The World Health Organization (WHO) has recommended the use of the Astrazeneca/Oxford University vaccine for use by all countries around the world, with a 8 to 12 week interval between doses.
In a major snub to European countries that have applied age limits to the vaccine, WHO said there was enough evidence to recommend vaccines to “all people 18 years and above without an upper age limit”.
“The results of the efficacy for persons up to 65 and older had a wide confidence interval, and therefore we feel that the response of this group cannot be any different to groups that are of a younger age,” said Alejandro Cravioto, chair of WHO’s Strategic Advisory Group of Experts on Immunization (Sage).
Cravioto also said there was “significant evidence” the Astrazeneca vaccine proved effective in preventing severe disease from the B117 variant of coronavirus, also known as the South African variant.

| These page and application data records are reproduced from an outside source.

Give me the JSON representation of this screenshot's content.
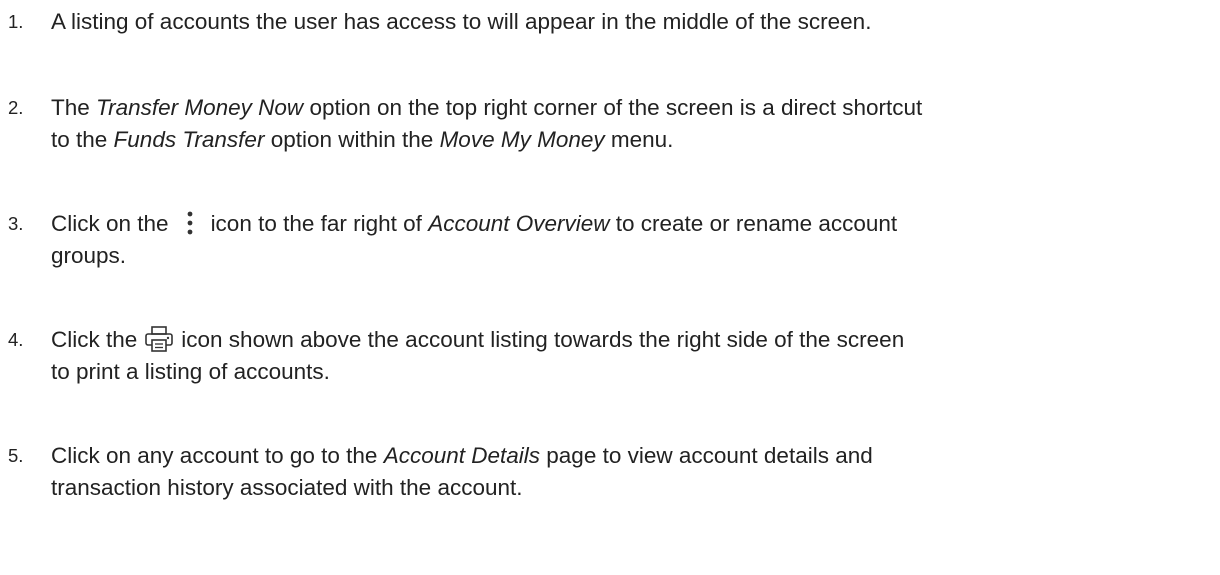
{
  "steps": [
    {
      "number": "1.",
      "text": "A listing of accounts the user has access to will appear in the middle of the screen."
    },
    {
      "number": "2.",
      "part1": "The ",
      "em1": "Transfer Money Now",
      "part2": " option on the top right corner of the screen is a direct shortcut",
      "part3": "to the ",
      "em2": "Funds Transfer",
      "part4": " option within the ",
      "em3": "Move My Money",
      "part5": " menu."
    },
    {
      "number": "3.",
      "part1": "Click on the",
      "icon": "more-vertical-icon",
      "part2": "icon to the far right of ",
      "em1": "Account Overview",
      "part3": " to create or rename account",
      "part4": "groups."
    },
    {
      "number": "4.",
      "part1": "Click the",
      "icon": "print-icon",
      "part2": "icon shown above the account listing towards the right side of the screen",
      "part3": "to print a listing of accounts."
    },
    {
      "number": "5.",
      "part1": "Click on any account to go to the ",
      "em1": "Account Details",
      "part2": " page to view account details and",
      "part3": "transaction history associated with the account."
    }
  ],
  "colors": {
    "text": "#222222",
    "icon": "#333333",
    "background": "#ffffff"
  }
}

It comes after South Africa yesterday halted the rollout of the Astrazeneca jab and threatened to sell its supplies, following “disappointing” trials results showing its efficacy against the country’s new Covid variant.
One and half million doses of the jab had been bought for healthcare workers in South Africa, who were due to receive their first injections this week.
But WHO said the trial data was “too small” to limit its rollout in any countries, and “did not allow the assessment of vaccine efficacy against severe infection”.
The most recent phase of studies on the Astrazeneca vaccine was carried out on 2,000 people whose average age was 31.
“Considering all these factors… there is no reason not to recommend its use even in countries that have circulation of the variant,” said Cravioto.
In a report published this afternoon, WHO concluded that the Astrazeneca jab is 63 per cent effective at preventing Covid-19 symptoms.
The efficacy is expected to be higher at preventing severe illness and close to 100 per cent in preventing Covid-related fatalities.
Britain has prioritised use of the jab in its vaccine rollout, which has so far immunised more than 12.7m people.